• **What you are asked to do**: Examine the records and identify each line that includes the string "data". Copy those lines.

• **Given records**:
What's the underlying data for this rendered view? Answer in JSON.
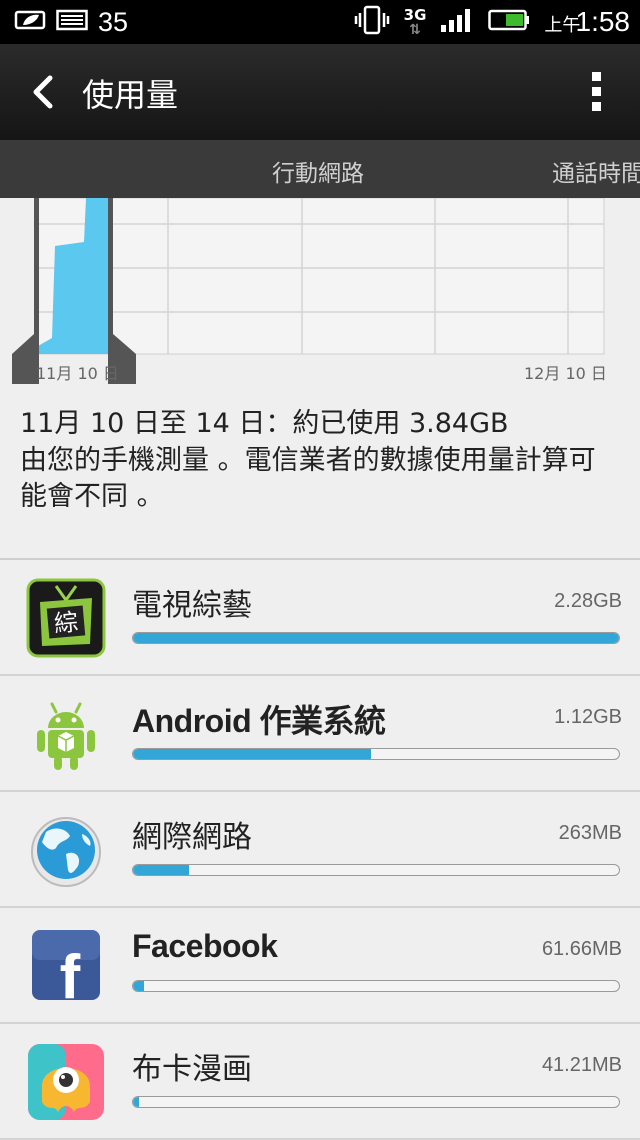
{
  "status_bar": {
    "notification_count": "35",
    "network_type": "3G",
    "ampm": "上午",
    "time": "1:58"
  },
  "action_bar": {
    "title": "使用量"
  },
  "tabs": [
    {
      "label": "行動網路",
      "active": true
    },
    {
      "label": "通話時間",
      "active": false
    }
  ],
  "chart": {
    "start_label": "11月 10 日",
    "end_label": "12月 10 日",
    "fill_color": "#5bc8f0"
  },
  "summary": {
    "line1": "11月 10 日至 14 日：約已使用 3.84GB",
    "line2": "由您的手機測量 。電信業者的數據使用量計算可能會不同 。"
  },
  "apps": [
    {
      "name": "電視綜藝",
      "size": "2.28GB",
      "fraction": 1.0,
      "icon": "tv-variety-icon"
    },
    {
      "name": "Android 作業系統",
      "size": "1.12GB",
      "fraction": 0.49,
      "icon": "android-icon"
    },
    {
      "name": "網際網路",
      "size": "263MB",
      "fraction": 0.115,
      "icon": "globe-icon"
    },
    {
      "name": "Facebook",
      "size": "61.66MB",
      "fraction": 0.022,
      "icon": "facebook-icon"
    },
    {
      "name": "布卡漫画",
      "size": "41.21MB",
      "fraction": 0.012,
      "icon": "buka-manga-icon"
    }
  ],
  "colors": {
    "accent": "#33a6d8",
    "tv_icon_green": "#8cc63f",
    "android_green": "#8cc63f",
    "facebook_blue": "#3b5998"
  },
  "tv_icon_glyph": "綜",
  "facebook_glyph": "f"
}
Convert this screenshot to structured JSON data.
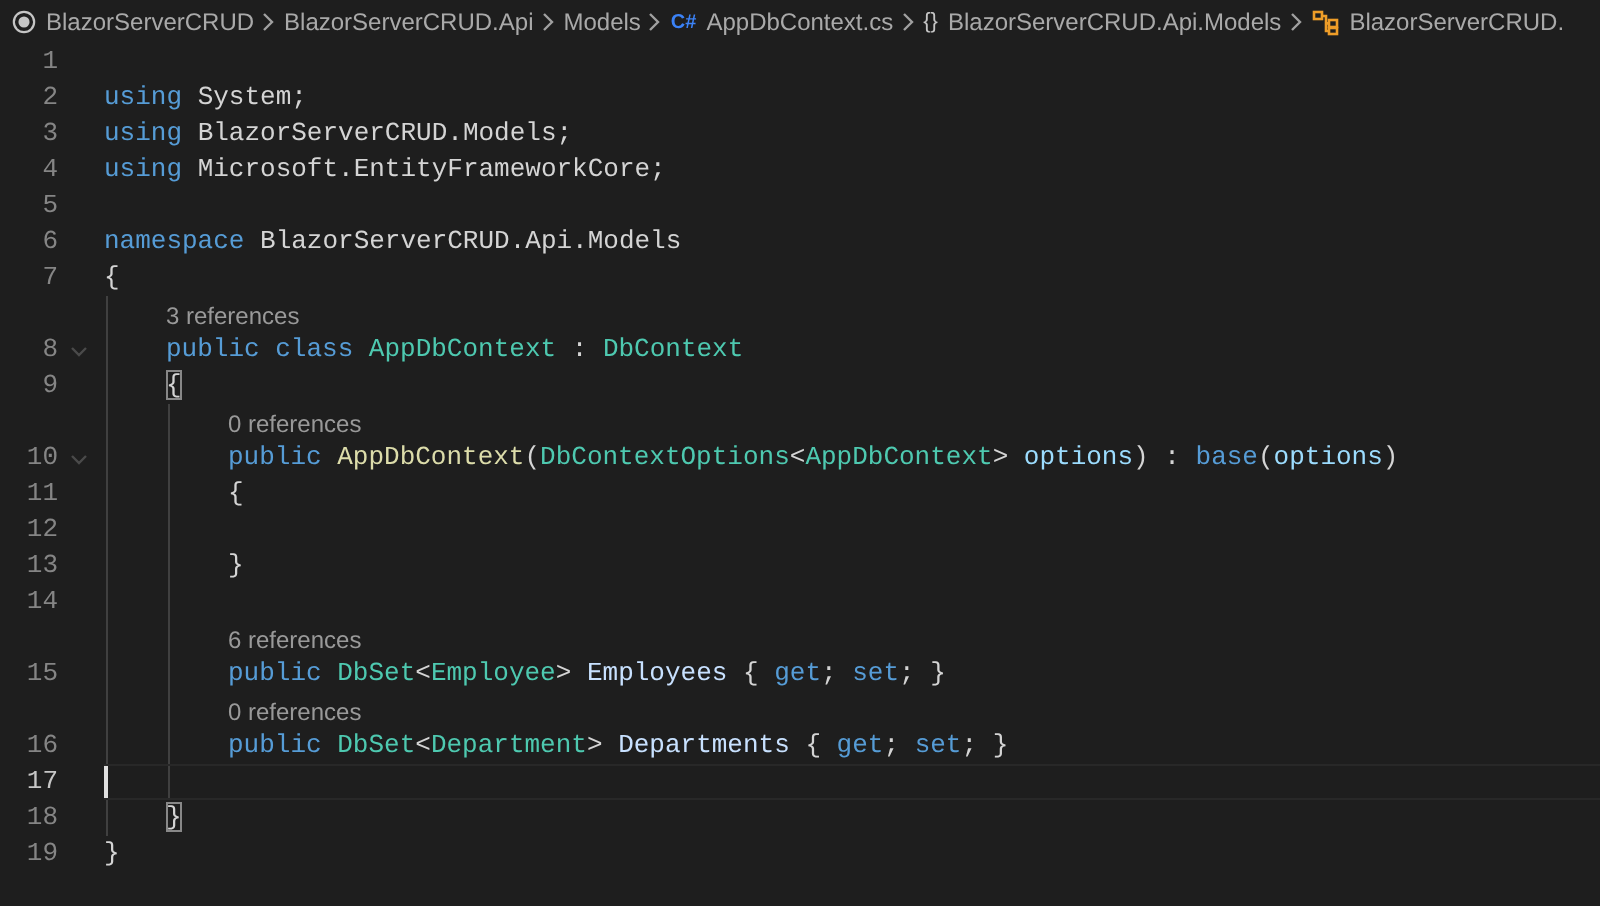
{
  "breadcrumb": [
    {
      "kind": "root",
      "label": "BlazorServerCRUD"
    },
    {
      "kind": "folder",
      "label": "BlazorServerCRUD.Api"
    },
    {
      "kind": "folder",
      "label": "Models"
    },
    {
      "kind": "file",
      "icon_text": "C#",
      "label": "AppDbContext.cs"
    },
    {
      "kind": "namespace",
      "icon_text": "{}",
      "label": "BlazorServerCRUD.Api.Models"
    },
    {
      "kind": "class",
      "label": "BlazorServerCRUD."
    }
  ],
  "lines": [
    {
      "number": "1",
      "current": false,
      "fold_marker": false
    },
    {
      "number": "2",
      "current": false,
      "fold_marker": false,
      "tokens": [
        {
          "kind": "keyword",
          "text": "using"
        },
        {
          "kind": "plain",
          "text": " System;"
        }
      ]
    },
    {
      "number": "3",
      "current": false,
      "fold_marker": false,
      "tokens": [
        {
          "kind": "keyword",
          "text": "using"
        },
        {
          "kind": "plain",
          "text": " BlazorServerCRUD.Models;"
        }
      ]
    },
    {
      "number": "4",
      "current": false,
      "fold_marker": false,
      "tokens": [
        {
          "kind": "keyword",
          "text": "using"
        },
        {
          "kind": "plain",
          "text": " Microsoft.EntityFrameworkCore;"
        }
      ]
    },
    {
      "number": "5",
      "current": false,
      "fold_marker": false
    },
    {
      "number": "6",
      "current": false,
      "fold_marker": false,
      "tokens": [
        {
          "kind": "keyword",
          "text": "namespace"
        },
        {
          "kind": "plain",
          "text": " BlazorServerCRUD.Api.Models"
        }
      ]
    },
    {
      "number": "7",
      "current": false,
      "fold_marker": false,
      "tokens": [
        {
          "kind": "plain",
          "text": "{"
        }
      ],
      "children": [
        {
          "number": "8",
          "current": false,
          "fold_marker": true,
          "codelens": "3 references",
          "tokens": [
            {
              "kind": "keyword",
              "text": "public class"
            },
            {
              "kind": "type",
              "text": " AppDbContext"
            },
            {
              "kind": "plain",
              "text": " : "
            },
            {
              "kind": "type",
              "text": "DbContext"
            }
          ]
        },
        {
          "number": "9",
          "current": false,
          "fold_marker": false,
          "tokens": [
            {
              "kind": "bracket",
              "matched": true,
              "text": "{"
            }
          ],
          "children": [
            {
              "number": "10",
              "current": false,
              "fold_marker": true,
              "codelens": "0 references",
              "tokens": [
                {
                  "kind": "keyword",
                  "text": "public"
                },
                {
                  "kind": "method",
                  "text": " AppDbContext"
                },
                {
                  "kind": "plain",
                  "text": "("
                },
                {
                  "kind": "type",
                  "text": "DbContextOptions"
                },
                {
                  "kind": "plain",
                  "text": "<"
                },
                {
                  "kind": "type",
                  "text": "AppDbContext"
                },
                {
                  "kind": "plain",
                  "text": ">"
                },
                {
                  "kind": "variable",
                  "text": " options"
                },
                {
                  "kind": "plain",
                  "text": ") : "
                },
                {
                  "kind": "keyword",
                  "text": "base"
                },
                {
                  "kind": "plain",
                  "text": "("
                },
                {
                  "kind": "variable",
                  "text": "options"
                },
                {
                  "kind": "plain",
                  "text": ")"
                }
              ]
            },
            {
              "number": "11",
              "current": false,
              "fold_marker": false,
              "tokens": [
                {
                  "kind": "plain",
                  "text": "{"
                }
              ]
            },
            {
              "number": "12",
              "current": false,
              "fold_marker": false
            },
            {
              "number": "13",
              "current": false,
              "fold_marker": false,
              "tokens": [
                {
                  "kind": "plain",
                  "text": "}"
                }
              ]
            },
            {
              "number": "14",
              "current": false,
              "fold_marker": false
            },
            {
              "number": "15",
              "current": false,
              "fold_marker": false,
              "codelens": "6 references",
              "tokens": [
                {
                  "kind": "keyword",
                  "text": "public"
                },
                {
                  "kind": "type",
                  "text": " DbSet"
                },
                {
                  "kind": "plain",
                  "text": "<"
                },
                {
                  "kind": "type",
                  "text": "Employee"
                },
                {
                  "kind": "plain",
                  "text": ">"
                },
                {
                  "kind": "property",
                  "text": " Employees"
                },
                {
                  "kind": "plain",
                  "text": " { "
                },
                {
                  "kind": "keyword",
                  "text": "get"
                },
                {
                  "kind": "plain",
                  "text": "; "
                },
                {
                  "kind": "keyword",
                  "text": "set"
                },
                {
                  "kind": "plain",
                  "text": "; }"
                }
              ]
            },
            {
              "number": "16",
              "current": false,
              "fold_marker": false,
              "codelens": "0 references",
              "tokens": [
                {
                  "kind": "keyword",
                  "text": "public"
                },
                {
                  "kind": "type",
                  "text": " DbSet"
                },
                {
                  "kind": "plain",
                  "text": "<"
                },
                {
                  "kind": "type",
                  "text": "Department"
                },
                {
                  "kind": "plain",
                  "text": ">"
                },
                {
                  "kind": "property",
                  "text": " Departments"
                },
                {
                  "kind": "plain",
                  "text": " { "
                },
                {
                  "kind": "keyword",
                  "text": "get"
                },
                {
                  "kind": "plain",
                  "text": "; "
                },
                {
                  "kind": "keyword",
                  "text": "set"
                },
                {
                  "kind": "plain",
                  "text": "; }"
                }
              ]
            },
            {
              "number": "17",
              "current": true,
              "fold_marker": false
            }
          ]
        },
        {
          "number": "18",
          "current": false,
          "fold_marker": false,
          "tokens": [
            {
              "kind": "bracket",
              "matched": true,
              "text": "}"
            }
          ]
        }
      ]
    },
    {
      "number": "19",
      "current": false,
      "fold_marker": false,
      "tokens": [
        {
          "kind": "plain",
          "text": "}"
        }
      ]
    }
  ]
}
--
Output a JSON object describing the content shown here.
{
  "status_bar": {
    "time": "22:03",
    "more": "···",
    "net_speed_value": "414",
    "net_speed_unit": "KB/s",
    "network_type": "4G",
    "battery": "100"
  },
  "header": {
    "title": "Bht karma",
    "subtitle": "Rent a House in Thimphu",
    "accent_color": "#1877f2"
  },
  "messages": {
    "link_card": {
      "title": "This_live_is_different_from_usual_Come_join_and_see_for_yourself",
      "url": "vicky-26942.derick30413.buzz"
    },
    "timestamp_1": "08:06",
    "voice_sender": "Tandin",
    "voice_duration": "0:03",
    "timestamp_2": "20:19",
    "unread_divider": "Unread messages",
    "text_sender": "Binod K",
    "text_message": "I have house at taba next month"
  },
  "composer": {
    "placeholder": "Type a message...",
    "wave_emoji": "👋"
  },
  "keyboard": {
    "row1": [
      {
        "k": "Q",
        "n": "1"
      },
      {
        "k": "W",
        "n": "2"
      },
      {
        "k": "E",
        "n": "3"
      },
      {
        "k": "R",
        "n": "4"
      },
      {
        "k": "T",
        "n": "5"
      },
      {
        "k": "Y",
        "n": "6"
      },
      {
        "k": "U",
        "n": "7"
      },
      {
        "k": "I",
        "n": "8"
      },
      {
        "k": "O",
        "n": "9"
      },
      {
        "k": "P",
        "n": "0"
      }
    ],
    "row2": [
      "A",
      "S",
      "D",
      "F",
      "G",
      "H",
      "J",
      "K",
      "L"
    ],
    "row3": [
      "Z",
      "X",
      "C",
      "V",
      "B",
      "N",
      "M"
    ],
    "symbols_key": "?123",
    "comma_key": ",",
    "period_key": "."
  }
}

• **Your response**:
What's the underlying data for this rendered view? Answer in JSON.
Convert this screenshot to structured JSON data.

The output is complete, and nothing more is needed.